Missing home is inevitable when you move to a foreign country and immerse yourself in a different culture. Although I have been lucky enough to have avoided the overwhelming feeling of homesickness, there are lots of things that I miss on a daily basis. I miss pizza, chicken fingers, masala chai tea, chicken wings, margaritas, being able to understand everyone, being able choose what I want to eat, friends, family, and speaking English – man I love speaking English.
From my list, I think ya’ll can tell that one of the things I miss most is the food. I’ve stated multiple times in this blog Peruvian food can be pretty starch heavy which I am not a fan of. Additionally, as Americans our palates are spoiled. We can access whatever food we want from virtually whatever country we want especially in larger cities like Philadelphia. Thai, Indian, Indonesian, Burmese, Jamaican, Nigerian, Mexican, Venezuelan, Turkish, Moroccan, and on and on and on. Unless you’re in Lima, you pretty much only have access to Peruvian food. This can get real old, real quick when your taste buds are used to globetrotting without a passport.
Enter Chifa. I referenced Chifa in an earlier post while talking about my visit to Barrio China in Lima. For all who didn’t read that post, Chifa is the term used to describe a style of cooking that blends Cantonese and Peruvian culinary traditions.
In the 19th and 20th centuries, Chinese immigrants from southern China
began to settle in the coast of Peru, especially in Lima. As the Chinese population swelled, these Chinese families began to import ingredients and plant various types of seeds and vegetables from their homeland. Obviously because Peru ain’t China, they were never able to fully replicate the flavors of China. Sometime around 1920, the first Chifa restaurants were opened in Lima. From that point on Chifa was “en vogue.” Wealthy Limenos flocked to these restaurants because of course it was the hipster thing to do in the 1920s. Ever since, Chifa has remained widely popular in Peru.

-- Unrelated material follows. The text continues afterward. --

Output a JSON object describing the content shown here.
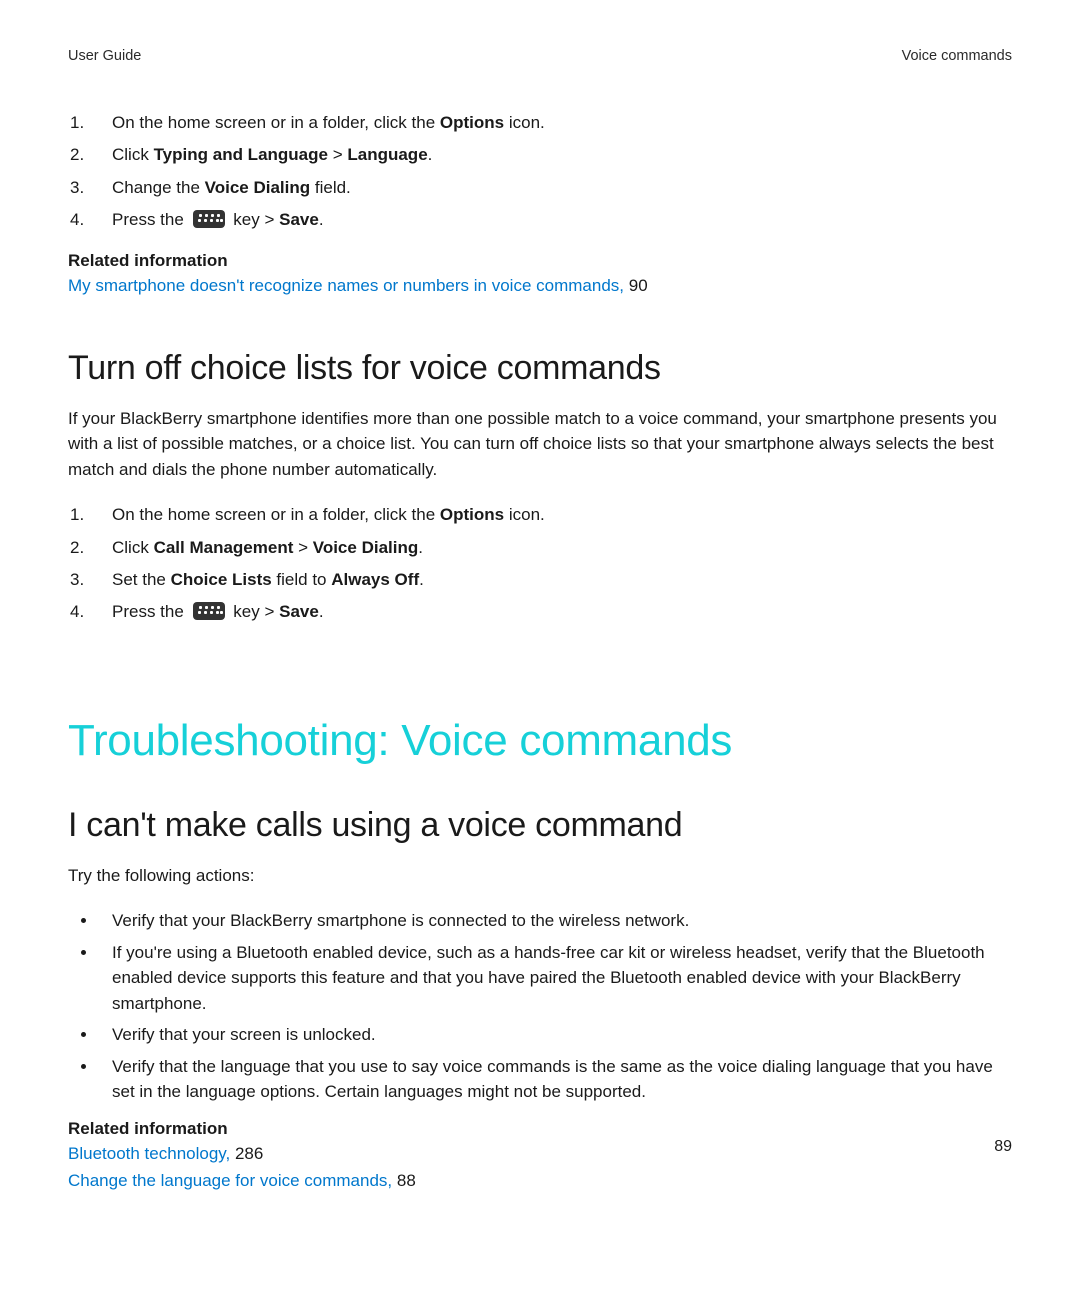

So the other day when my family chose to eat Chifa for dinner, I didn’t think anything of it until I realized that I was extremely content after I finished my meal. The next day I woke up and I realized that I was so content with the Chifa for two reasons. The first being its different than the Peruvian food I eat day in and day out. Without me even noticing, it made me feel more at home because I was finally able to have that variation of flavor that we are so accustomed to in the U.S. The second reason being that one of my biggest comforts at home is sitting in my bed on a lazy day watching Netlfix and eating Chinese takeout from the place that’s next door to my old apartment. Chinese takeout in bed is just sooooooo comforting and the thought of doing it makes my mouth water and heart smile. And just let it be a rainy day when I have nothing else to do — aahhh what heavenly satisfaction! And although the Chifa I had is still a little different than American Chinese (no General Tsos or eggrolls and different spices) it was still similar enough to give me a little piece of home and comfort.
So, kids, the moral of the story is this: In Peace Corps its easy to let yourself get caught up on all the things you no longer can do or eat and eventually all those things can pile up and weigh on you. But its important to find little things to make you feel just a little bit better or just a little bit more at home.